In Best Author, most people will be familiar with Charlie Stross. That may not count in his favour as delegates tend to mark down people who write in English precisely because they are so much more likely to be translated. I’m hoping for a win for Maria Turtschaninoff who has written some amazingly good feminist fantasies. I’d be happy with a win by Aleksandar Žiljak as well because he has a story in the anthology of Croatian SF that I published.

In Best Artist I’d love my friend Ninni Aalto to win, but it is a tough field with a bunch of professional illustrators, some of whom undoubtedly work internationally.

In Best Publisher I’m rooting for my pals Pete Crowther (PS Publishing) and Francesco Verso (Future Fiction). Pete has a huge track record, while Francesco deserves recognition for his commitment to translations.

In Best Promoter I note that Petra Bulić has worked tirelessly for Croatian fandom for decades (who remembes the Zagreb in ’99 Worldcon bid?), but Toni Jerrman absolutely deserves all of the awards for Tähtivaeltaja.

The only one of the Translator finalists that I know personally is Marko Fančović. Fingers crossed for him.

In Work of Fiction I’d like to highlight Mats Strandberg’s Slutet. Lots of people at Åcon were enthusing about this book. It has a 4-star rating from over 100 reviews on Goodreads. Mats tells me that an English translation has been made because there’s interest from TV companies. It needs an English language publisher.

If you happen to be a member of a national delegation, please take note.

EuroCon Schedule

The programme for TitanCon, this year’s Eurocon, does not appear to be on their website yet, but it is on Grenadine so I guess it is public. Here’s what I am doing:

Small Press
22 Aug 2019, Thursday 16:00 – 17:00, Lagan A (Hilton Belfast)

Small Press publishers are the backbone of the SF&F industry. Our panel will be sharing experiences, insights and anecdotes. Pedro Cipriano (Editorial Divergência), Ms Cheryl Morgan (Wizard’s Tower Press) (M), Carole Parker ms

Writing Vulnerable Men
23 Aug 2019, Friday 17:00 – 18:00, Lagan A (Hilton Belfast)

A look at the presentation of non-stereotypical male characters in SF&F. Ms Cheryl Morgan (Wizard’s Tower Press) (M), Ian McDonald, Zoë Sumra

The Matrix – 20 years on
24 Aug 2019, Saturday 13:00 – 14:00, Lagan A (Hilton Belfast)

In 1999, cinema viewers across the world were asked “What is The Matrix?” Twenty years on, the question still remains. On its face a groundbreaking SFX blockbuster, it can be read as a transgender parable, a treatise on the Philosophy of Mind, an object lesson on the dangers of Sequelitis, and more. Ms Cheryl Morgan (Wizard’s Tower Press) (M), Dyrk Ashton (Paternus Books Media), Flickums (Royal London Group), RB Kelly
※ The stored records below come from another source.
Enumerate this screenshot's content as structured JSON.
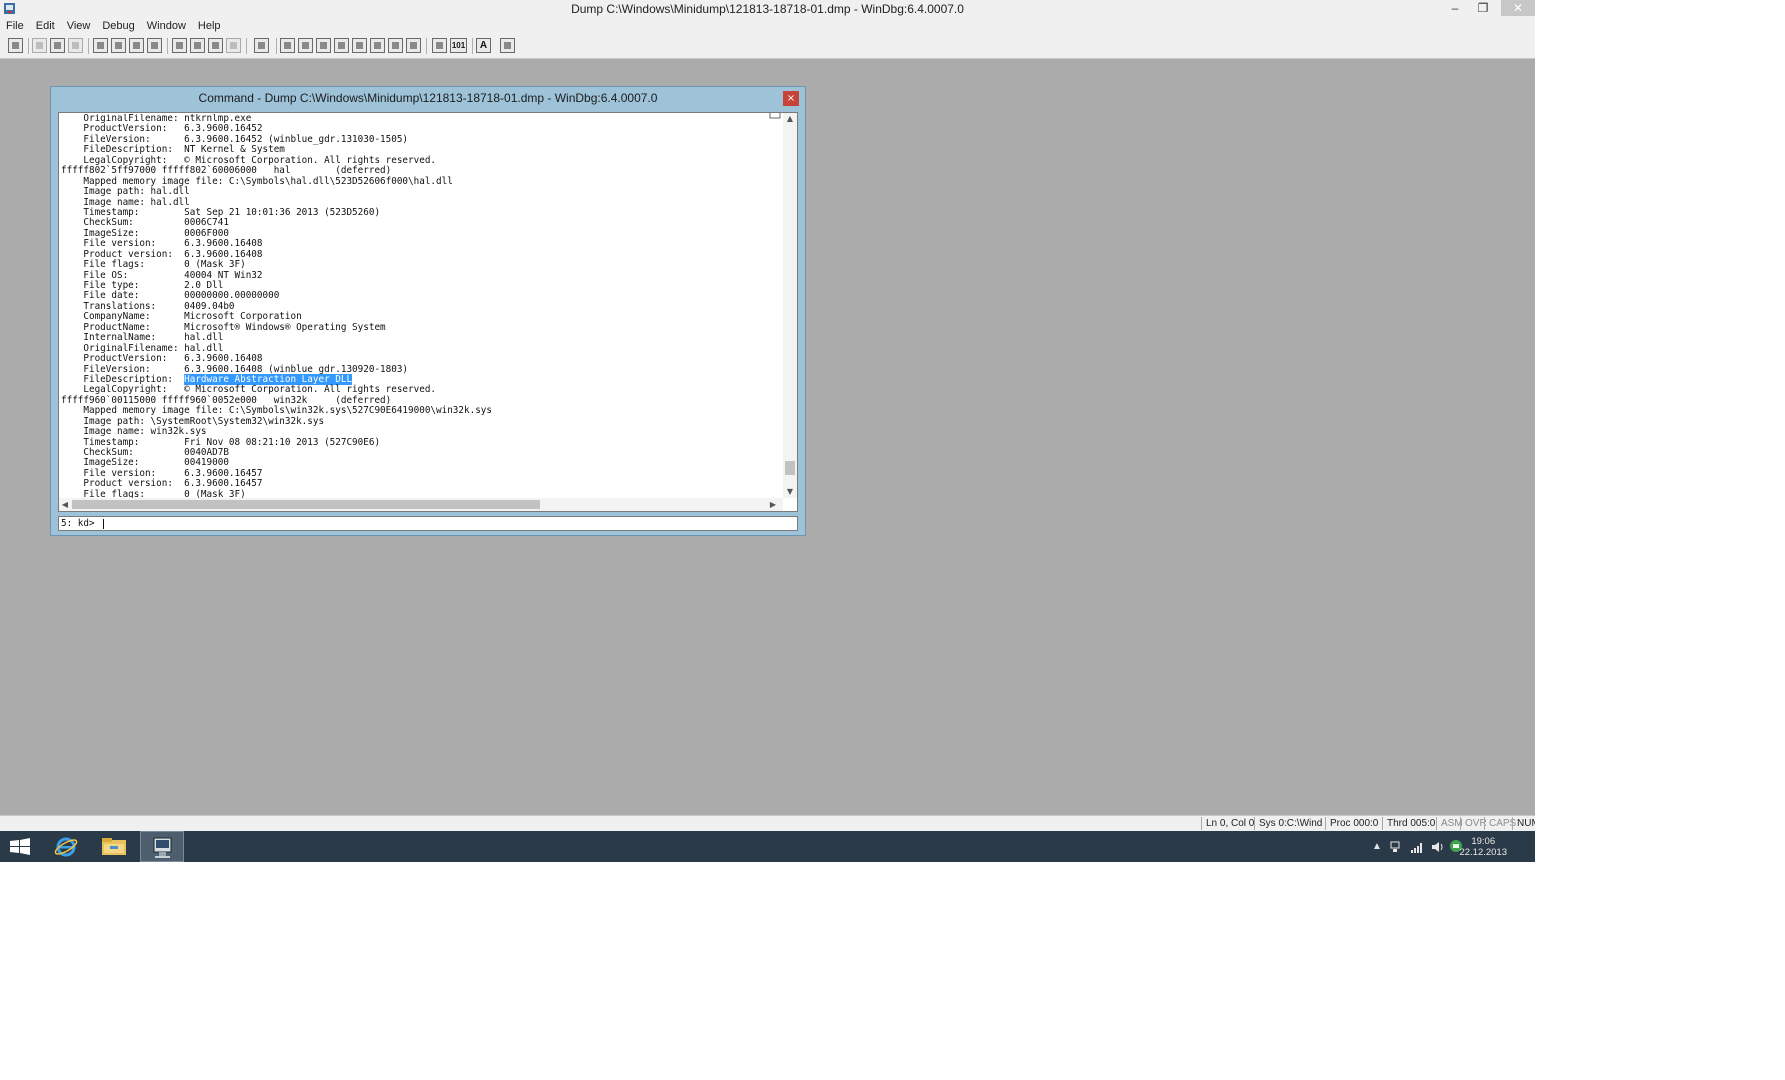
{
  "app": {
    "title": "Dump C:\\Windows\\Minidump\\121813-18718-01.dmp - WinDbg:6.4.0007.0",
    "window_controls": {
      "minimize": "–",
      "restore": "❐",
      "close": "✕"
    }
  },
  "menu": [
    "File",
    "Edit",
    "View",
    "Debug",
    "Window",
    "Help"
  ],
  "toolbar": {
    "icons": [
      "open-icon",
      "cut-icon",
      "copy-icon",
      "paste-icon",
      "go-icon",
      "restart-icon",
      "stop-debugging-icon",
      "break-icon",
      "step-into-icon",
      "step-over-icon",
      "step-out-icon",
      "run-to-cursor-icon",
      "hand-icon",
      "command-window-icon",
      "watch-window-icon",
      "locals-window-icon",
      "registers-window-icon",
      "memory-window-icon",
      "call-stack-icon",
      "disassembly-window-icon",
      "scratch-pad-icon",
      "source-mode-icon",
      "hex-mode-icon",
      "font-icon",
      "options-icon"
    ],
    "hex_label": "101",
    "font_label": "A"
  },
  "command_window": {
    "title": "Command - Dump C:\\Windows\\Minidump\\121813-18718-01.dmp - WinDbg:6.4.0007.0",
    "close": "×",
    "output_lines": [
      "    OriginalFilename: ntkrnlmp.exe",
      "    ProductVersion:   6.3.9600.16452",
      "    FileVersion:      6.3.9600.16452 (winblue_gdr.131030-1505)",
      "    FileDescription:  NT Kernel & System",
      "    LegalCopyright:   © Microsoft Corporation. All rights reserved.",
      "fffff802`5ff97000 fffff802`60006000   hal        (deferred)",
      "    Mapped memory image file: C:\\Symbols\\hal.dll\\523D52606f000\\hal.dll",
      "    Image path: hal.dll",
      "    Image name: hal.dll",
      "    Timestamp:        Sat Sep 21 10:01:36 2013 (523D5260)",
      "    CheckSum:         0006C741",
      "    ImageSize:        0006F000",
      "    File version:     6.3.9600.16408",
      "    Product version:  6.3.9600.16408",
      "    File flags:       0 (Mask 3F)",
      "    File OS:          40004 NT Win32",
      "    File type:        2.0 Dll",
      "    File date:        00000000.00000000",
      "    Translations:     0409.04b0",
      "    CompanyName:      Microsoft Corporation",
      "    ProductName:      Microsoft® Windows® Operating System",
      "    InternalName:     hal.dll",
      "    OriginalFilename: hal.dll",
      "    ProductVersion:   6.3.9600.16408",
      "    FileVersion:      6.3.9600.16408 (winblue_gdr.130920-1803)",
      "    FileDescription:  ",
      "    LegalCopyright:   © Microsoft Corporation. All rights reserved.",
      "fffff960`00115000 fffff960`0052e000   win32k     (deferred)",
      "    Mapped memory image file: C:\\Symbols\\win32k.sys\\527C90E6419000\\win32k.sys",
      "    Image path: \\SystemRoot\\System32\\win32k.sys",
      "    Image name: win32k.sys",
      "    Timestamp:        Fri Nov 08 08:21:10 2013 (527C90E6)",
      "    CheckSum:         0040AD7B",
      "    ImageSize:        00419000",
      "    File version:     6.3.9600.16457",
      "    Product version:  6.3.9600.16457",
      "    File flags:       0 (Mask 3F)"
    ],
    "highlighted_text": "Hardware Abstraction Layer DLL",
    "prompt": "5: kd>",
    "input_value": ""
  },
  "statusbar": {
    "position": "Ln 0, Col 0",
    "system": "Sys 0:C:\\Wind",
    "process": "Proc 000:0",
    "thread": "Thrd 005:0",
    "asm": "ASM",
    "ovr": "OVR",
    "caps": "CAPS",
    "num": "NUM"
  },
  "taskbar": {
    "buttons": [
      "start-button",
      "internet-explorer-button",
      "file-explorer-button",
      "windbg-button"
    ],
    "tray": {
      "chevron": "▲"
    },
    "clock_time": "19:06",
    "clock_date": "22.12.2013"
  }
}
Yes, I am moderating all three of those. I am also moderating every panel I have been put on at Worldcon. Someone has obviously got a reputation.